--- Excerpted data Enclosed Below ---
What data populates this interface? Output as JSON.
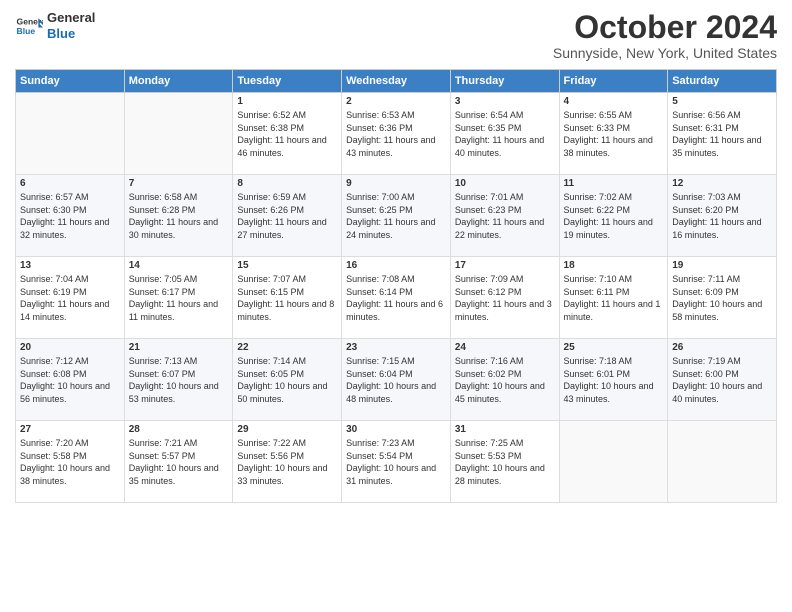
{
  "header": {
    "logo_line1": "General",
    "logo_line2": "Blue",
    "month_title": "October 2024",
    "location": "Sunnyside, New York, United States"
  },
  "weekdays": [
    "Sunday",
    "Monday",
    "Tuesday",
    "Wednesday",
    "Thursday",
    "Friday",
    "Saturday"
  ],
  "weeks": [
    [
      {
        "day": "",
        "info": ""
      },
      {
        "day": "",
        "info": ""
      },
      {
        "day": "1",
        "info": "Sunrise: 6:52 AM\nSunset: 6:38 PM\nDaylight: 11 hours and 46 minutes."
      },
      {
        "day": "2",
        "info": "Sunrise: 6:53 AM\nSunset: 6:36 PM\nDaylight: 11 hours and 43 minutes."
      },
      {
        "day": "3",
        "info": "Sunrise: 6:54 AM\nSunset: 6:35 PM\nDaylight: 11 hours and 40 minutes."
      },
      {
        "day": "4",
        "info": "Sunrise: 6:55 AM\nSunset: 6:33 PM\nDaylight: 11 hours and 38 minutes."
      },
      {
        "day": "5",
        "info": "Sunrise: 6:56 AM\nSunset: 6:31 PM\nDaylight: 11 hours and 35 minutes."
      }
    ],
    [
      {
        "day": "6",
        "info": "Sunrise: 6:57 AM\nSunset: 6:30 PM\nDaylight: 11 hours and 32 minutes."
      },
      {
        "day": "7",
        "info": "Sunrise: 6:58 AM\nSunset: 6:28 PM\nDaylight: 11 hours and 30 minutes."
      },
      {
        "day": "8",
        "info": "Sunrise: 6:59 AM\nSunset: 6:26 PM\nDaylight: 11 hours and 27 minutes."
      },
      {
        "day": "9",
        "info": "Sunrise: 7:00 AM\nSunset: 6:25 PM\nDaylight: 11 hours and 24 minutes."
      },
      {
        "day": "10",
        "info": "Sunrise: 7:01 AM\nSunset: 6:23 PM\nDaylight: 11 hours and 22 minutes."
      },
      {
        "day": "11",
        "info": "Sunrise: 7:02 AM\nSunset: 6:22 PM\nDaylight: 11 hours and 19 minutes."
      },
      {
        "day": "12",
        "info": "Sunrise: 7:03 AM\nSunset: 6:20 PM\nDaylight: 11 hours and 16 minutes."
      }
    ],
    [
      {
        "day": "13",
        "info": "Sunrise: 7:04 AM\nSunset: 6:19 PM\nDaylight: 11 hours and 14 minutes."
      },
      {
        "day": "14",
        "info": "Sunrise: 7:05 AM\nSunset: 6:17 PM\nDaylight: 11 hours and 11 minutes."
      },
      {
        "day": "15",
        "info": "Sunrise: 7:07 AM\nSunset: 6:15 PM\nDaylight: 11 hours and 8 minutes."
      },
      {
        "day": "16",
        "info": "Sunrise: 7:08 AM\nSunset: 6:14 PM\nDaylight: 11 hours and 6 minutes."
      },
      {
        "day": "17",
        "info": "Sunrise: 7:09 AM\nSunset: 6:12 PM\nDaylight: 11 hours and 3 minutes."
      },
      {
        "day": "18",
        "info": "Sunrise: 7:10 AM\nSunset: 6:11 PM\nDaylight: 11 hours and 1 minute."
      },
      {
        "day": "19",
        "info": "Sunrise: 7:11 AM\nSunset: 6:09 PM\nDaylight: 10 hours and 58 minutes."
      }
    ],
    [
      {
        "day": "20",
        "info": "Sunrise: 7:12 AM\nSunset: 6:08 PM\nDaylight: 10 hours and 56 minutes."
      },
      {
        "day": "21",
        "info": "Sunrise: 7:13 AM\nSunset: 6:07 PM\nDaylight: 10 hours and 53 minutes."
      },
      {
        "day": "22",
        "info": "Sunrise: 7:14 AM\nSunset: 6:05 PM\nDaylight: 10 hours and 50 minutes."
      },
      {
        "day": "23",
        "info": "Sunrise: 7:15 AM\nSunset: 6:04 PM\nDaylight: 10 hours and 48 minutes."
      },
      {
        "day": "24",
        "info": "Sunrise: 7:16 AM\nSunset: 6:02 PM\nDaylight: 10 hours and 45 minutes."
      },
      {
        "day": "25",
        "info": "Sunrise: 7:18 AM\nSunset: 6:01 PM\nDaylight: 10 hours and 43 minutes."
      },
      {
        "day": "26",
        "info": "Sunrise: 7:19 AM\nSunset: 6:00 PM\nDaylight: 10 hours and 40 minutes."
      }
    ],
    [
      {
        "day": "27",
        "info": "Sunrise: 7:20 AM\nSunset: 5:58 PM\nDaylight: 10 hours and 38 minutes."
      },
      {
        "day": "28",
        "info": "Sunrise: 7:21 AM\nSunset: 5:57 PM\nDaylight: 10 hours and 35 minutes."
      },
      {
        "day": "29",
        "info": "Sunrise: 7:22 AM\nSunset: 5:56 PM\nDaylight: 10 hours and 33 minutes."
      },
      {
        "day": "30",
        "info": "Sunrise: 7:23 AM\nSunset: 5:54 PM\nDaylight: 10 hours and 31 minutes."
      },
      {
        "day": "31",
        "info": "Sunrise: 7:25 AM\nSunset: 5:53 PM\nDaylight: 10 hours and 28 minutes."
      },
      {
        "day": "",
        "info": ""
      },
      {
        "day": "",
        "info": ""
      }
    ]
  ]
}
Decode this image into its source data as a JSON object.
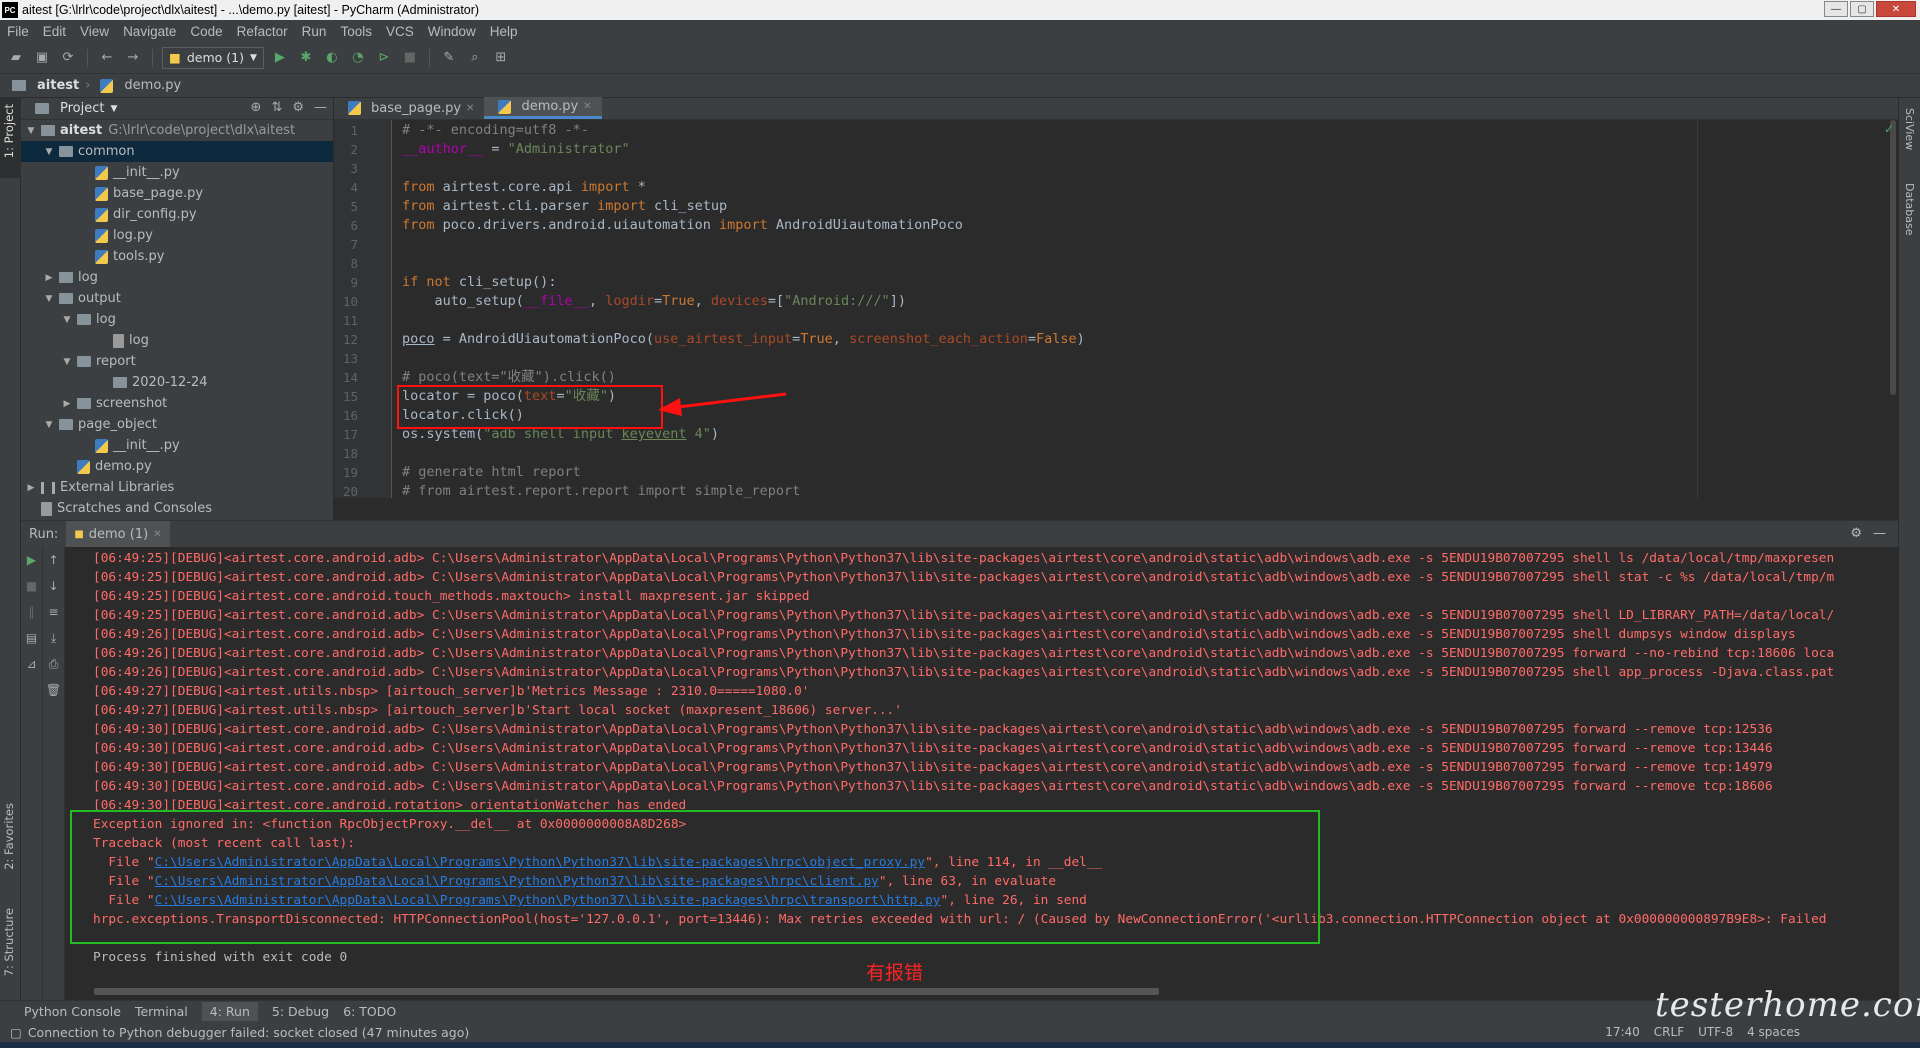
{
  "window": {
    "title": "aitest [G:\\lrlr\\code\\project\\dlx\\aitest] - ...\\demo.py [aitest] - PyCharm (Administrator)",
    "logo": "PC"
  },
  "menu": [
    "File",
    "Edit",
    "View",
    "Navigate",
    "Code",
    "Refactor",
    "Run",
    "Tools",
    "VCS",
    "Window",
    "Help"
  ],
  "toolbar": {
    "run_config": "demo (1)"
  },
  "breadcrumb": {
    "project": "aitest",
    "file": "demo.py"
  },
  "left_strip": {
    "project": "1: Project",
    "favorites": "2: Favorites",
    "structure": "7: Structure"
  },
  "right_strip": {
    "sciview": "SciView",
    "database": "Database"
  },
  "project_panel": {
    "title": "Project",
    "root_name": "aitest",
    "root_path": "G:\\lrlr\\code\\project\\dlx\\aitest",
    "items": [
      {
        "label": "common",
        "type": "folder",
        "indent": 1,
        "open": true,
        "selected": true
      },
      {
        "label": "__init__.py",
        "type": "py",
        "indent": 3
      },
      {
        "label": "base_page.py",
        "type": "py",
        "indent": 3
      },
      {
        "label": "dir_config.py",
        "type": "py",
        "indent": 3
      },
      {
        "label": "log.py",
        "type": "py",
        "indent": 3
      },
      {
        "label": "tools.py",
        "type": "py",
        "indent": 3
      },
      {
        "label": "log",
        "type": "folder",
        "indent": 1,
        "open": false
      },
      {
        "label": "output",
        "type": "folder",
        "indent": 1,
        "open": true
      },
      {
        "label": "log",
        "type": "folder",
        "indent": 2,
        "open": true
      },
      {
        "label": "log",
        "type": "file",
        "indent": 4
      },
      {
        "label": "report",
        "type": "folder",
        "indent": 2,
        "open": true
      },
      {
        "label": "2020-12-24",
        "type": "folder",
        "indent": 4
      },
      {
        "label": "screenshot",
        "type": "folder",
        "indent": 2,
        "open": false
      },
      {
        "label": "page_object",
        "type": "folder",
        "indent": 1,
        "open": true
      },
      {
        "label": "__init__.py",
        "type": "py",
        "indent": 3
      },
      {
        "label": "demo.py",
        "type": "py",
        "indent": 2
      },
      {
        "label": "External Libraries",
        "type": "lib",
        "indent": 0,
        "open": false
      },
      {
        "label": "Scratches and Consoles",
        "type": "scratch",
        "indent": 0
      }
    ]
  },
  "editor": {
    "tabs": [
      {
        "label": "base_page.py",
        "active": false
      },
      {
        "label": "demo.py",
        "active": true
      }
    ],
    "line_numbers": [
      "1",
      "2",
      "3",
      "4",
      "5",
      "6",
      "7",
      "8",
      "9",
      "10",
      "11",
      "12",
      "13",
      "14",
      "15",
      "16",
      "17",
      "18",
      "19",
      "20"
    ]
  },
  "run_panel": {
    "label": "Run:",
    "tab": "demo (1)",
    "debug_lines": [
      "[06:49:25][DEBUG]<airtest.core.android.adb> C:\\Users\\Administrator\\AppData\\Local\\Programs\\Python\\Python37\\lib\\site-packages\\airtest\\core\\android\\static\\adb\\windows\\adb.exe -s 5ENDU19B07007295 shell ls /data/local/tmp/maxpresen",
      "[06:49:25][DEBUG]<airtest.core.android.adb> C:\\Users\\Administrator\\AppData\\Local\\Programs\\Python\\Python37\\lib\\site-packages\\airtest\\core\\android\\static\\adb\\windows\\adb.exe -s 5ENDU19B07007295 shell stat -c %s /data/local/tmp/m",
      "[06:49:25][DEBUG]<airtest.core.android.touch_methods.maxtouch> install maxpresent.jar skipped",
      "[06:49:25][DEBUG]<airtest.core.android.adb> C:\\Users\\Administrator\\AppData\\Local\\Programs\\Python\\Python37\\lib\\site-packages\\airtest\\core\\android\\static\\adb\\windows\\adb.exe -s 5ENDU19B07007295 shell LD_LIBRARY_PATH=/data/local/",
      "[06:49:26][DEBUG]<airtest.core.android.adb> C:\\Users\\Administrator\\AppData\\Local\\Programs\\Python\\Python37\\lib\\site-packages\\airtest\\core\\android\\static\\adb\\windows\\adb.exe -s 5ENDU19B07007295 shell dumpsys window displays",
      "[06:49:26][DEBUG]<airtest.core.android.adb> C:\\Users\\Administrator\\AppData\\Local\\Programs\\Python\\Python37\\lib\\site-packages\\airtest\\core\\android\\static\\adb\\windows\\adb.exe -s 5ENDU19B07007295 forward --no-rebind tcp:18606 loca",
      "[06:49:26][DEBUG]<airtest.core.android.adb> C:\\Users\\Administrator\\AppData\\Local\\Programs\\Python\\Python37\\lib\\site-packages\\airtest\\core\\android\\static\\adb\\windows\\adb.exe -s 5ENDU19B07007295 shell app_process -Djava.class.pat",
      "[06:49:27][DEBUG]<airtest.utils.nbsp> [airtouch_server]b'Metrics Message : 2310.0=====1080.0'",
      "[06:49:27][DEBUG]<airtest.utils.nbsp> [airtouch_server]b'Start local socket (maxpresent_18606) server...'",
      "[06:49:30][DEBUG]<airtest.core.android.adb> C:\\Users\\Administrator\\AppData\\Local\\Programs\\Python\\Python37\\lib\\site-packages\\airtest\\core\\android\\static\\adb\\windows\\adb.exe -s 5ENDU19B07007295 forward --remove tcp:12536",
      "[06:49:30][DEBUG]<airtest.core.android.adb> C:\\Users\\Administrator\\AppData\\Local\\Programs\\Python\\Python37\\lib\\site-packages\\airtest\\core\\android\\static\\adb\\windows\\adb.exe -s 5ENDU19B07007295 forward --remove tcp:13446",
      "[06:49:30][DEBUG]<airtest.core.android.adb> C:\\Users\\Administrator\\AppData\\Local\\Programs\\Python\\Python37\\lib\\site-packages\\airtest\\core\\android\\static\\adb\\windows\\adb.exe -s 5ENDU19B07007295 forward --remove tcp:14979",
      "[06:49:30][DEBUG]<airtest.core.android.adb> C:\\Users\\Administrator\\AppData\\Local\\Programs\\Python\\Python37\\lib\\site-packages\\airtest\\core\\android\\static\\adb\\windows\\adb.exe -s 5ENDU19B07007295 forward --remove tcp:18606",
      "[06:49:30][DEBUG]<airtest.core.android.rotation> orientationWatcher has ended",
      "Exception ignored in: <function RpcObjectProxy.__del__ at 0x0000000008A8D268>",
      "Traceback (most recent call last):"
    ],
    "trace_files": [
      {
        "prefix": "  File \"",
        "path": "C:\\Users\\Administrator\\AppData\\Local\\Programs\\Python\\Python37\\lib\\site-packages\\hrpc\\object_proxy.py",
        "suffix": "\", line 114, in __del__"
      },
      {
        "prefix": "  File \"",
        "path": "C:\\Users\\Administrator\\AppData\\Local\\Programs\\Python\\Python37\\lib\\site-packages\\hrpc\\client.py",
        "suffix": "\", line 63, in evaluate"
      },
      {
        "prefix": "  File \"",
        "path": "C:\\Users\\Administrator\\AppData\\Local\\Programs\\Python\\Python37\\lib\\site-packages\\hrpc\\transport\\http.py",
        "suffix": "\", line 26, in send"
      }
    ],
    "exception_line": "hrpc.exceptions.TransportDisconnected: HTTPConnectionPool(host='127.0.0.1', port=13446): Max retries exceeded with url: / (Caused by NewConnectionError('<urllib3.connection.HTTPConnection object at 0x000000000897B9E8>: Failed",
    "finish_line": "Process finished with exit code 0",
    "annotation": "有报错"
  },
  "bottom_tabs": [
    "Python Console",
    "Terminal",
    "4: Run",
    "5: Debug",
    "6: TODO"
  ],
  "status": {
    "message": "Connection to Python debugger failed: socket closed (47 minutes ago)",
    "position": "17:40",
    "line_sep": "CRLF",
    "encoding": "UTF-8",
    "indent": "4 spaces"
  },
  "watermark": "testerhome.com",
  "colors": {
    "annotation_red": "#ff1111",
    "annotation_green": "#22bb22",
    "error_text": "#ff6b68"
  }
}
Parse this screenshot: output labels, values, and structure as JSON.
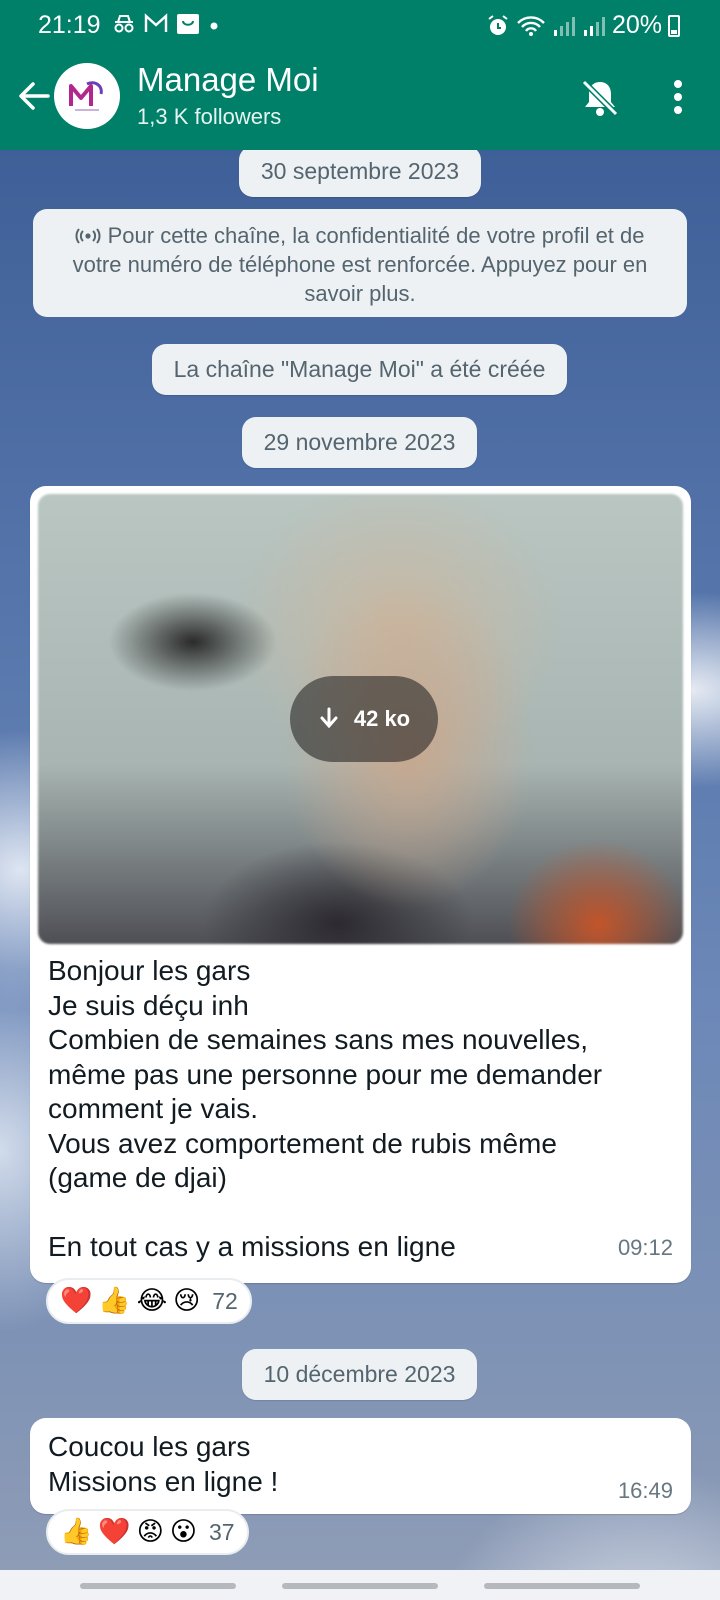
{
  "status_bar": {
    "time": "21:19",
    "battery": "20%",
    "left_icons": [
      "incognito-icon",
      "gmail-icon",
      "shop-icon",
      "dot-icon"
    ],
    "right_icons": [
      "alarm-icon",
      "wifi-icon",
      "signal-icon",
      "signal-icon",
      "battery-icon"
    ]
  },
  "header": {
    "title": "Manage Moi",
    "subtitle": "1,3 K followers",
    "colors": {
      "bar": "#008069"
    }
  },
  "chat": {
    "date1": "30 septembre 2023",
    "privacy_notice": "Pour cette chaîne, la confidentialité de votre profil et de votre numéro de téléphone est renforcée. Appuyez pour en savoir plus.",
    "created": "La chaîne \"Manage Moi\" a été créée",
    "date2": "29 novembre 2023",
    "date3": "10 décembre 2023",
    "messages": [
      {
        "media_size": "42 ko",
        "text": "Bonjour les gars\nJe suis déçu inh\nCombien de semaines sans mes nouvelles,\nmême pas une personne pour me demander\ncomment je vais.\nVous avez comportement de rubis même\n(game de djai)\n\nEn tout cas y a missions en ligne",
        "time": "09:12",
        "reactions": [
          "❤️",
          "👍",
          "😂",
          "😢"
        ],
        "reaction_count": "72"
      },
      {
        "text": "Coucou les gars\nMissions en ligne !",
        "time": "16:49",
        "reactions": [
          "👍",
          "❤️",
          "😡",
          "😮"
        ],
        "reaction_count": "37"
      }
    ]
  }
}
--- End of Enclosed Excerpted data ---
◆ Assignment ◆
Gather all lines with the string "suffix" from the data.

◆ Response ◆
        "suffix": "\", line 114, in __del__"
        "suffix": "\", line 63, in evaluate"
        "suffix": "\", line 26, in send"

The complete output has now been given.